▸ Exercise objective
Look through the data below and, wherever a line carries the word "score", please copy that line.

——————————

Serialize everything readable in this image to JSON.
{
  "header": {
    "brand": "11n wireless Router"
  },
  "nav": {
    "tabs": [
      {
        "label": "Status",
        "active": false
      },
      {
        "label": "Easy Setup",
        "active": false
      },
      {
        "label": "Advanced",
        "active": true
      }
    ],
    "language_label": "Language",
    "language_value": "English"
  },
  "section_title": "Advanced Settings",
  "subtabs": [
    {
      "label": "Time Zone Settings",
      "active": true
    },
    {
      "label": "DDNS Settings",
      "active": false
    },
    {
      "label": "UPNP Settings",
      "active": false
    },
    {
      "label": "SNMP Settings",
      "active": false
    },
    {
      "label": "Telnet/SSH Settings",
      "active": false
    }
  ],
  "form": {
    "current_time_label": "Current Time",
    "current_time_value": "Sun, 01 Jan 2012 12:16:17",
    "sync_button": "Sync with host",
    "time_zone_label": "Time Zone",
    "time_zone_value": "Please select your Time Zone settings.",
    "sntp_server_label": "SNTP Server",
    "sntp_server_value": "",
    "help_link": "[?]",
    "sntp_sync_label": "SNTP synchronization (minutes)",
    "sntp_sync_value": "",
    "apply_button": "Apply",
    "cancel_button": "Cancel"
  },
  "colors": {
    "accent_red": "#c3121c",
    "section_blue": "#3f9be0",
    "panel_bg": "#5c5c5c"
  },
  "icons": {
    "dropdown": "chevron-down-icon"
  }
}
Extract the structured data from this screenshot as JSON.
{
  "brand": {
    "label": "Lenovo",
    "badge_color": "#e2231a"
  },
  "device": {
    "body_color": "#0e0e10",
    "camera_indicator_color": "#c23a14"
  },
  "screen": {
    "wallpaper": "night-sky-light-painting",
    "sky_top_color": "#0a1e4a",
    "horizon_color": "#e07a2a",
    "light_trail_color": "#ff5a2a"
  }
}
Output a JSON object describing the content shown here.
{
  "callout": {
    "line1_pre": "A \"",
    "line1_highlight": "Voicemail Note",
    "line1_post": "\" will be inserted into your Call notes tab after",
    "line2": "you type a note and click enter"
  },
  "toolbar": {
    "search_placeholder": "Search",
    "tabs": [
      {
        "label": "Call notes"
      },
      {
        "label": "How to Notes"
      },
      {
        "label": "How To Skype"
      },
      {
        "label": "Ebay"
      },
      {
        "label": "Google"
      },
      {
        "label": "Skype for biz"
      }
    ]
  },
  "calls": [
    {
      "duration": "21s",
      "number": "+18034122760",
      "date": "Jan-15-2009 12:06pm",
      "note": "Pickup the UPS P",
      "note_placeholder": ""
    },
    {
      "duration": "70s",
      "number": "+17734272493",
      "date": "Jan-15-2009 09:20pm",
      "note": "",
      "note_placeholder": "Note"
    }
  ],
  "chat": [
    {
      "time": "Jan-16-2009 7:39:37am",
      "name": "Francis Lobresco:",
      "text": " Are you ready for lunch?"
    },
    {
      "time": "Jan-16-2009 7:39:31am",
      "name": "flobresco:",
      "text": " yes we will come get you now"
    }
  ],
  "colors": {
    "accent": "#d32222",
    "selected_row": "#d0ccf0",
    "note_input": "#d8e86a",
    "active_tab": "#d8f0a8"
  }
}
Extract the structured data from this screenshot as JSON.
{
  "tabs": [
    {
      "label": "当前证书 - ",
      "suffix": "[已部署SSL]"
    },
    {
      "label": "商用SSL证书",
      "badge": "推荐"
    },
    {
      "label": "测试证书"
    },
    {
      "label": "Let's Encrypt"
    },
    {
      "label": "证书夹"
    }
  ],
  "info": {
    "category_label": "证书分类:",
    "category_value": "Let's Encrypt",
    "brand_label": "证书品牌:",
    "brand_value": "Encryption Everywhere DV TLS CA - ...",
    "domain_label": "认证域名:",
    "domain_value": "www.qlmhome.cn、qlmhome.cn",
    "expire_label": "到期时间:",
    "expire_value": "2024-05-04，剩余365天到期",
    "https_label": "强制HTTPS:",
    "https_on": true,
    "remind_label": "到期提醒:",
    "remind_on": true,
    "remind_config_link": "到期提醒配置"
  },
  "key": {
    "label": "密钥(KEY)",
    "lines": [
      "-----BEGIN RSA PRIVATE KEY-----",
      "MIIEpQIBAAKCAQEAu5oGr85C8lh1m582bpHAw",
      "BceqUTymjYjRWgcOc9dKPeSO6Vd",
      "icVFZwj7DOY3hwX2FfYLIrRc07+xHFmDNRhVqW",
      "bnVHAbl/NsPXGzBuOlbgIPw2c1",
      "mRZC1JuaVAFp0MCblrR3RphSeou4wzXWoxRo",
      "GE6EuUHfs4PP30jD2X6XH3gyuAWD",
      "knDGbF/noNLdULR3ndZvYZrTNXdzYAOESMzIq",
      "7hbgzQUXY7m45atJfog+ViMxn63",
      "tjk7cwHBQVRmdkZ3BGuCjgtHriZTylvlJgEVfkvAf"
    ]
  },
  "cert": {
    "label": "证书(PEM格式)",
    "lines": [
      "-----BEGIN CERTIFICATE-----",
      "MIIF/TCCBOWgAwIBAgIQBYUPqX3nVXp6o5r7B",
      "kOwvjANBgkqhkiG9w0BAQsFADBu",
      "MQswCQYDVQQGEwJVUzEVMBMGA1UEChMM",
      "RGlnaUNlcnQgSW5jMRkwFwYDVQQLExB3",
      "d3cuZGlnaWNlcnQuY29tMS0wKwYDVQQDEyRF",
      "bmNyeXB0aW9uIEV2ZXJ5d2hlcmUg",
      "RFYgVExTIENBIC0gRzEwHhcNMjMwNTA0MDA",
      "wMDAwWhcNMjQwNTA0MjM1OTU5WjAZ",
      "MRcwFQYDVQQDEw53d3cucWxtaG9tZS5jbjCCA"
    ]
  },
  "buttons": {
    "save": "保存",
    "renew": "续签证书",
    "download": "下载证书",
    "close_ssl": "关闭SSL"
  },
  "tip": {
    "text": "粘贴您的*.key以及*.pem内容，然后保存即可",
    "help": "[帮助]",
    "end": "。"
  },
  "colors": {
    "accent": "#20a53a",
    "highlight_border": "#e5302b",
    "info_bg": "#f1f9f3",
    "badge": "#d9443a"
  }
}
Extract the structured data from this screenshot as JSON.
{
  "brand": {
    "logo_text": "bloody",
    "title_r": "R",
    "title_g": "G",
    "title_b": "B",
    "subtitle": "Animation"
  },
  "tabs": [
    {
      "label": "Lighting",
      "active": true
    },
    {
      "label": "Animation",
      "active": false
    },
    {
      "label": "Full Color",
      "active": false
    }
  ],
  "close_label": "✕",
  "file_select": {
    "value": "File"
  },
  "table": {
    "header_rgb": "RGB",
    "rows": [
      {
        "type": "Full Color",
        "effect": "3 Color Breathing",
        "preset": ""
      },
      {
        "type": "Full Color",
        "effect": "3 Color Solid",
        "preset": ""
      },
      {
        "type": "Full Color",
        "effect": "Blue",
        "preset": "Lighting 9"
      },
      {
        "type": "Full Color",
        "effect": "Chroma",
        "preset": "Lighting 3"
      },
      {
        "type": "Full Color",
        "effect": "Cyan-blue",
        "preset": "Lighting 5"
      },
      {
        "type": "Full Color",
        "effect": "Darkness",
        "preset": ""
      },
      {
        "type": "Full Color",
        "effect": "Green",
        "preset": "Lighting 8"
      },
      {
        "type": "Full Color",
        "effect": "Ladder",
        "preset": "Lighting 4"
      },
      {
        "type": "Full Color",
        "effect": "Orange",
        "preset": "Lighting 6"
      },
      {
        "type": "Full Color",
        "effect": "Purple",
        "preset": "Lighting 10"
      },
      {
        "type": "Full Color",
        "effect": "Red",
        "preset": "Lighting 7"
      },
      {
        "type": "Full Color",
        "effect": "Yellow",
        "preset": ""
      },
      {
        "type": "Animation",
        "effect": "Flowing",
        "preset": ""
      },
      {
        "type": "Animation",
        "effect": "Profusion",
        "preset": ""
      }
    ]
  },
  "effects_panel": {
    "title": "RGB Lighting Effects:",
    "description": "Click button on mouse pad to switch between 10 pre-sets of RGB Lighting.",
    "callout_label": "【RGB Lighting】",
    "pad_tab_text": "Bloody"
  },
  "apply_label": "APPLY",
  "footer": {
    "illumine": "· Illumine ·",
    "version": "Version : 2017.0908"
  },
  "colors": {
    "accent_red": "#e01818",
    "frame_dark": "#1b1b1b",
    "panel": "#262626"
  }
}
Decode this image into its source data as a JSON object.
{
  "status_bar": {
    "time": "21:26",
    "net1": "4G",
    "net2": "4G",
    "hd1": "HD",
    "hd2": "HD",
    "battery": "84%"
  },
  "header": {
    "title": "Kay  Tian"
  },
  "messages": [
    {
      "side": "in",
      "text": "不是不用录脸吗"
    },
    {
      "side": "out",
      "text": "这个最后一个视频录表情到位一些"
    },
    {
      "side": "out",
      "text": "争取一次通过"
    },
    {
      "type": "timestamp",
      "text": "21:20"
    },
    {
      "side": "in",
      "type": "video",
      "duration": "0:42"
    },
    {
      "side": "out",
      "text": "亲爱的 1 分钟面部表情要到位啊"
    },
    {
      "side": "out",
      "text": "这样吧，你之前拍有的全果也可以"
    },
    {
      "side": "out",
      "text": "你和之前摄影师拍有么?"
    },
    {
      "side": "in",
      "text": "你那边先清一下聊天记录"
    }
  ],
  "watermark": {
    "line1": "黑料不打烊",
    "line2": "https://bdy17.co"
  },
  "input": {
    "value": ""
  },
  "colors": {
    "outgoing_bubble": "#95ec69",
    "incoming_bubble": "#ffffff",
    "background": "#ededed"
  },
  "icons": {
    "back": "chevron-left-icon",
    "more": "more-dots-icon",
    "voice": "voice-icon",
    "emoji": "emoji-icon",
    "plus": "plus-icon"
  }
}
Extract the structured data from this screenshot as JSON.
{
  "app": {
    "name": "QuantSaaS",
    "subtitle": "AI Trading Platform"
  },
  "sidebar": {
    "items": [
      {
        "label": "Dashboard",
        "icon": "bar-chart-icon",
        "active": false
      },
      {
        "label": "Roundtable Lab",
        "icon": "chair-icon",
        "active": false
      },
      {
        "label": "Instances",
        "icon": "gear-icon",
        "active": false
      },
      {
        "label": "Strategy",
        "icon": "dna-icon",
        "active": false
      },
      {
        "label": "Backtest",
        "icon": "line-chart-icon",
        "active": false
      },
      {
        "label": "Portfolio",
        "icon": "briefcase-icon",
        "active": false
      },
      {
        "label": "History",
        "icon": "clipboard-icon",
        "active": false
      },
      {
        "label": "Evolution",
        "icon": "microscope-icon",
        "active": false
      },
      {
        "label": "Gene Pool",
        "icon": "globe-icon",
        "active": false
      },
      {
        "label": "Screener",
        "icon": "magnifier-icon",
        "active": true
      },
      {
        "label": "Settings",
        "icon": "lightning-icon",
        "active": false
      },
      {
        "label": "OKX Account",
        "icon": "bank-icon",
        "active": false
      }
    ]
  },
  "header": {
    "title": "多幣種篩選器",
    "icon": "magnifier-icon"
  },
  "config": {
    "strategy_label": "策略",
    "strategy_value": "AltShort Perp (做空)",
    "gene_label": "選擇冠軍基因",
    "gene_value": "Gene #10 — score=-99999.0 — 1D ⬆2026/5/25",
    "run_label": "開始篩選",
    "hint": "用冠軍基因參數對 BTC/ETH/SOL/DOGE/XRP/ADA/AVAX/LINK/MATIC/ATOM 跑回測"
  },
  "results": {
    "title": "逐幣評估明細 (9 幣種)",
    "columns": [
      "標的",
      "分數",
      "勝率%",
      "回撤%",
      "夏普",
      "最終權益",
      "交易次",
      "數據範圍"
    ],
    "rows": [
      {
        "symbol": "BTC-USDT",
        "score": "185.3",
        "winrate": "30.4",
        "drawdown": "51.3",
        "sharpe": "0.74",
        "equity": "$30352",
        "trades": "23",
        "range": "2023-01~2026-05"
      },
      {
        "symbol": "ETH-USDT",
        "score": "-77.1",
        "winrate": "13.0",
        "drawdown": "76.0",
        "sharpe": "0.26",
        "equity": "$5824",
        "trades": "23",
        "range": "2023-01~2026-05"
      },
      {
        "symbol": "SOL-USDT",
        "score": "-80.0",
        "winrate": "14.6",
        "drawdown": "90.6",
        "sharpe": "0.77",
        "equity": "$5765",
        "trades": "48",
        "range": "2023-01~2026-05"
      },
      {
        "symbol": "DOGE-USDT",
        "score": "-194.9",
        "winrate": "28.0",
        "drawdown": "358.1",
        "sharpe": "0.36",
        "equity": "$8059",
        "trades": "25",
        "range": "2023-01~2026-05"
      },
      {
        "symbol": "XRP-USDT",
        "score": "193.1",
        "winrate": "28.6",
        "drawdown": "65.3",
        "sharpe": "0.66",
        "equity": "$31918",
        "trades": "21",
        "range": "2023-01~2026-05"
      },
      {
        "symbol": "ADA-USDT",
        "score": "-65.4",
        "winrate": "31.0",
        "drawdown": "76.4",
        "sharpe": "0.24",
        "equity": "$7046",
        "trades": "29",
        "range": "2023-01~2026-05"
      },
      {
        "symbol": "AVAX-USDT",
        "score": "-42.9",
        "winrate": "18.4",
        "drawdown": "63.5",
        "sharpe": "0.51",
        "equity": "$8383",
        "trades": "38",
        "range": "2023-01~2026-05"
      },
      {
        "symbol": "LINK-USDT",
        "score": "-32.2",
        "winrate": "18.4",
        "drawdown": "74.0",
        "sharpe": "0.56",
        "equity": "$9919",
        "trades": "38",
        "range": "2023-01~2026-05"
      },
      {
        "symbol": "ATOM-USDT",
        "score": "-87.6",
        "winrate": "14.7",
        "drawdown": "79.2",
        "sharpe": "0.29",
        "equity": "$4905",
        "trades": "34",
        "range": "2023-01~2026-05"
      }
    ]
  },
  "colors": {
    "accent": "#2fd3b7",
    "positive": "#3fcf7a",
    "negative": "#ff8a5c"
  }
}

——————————

▸ Task solution
    "gene_value": "Gene #10 — score=-99999.0 — 1D ⬆2026/5/25",
        "score": "185.3",
        "score": "-77.1",
        "score": "-80.0",
        "score": "-194.9",
        "score": "193.1",
        "score": "-65.4",
        "score": "-42.9",
        "score": "-32.2",
        "score": "-87.6",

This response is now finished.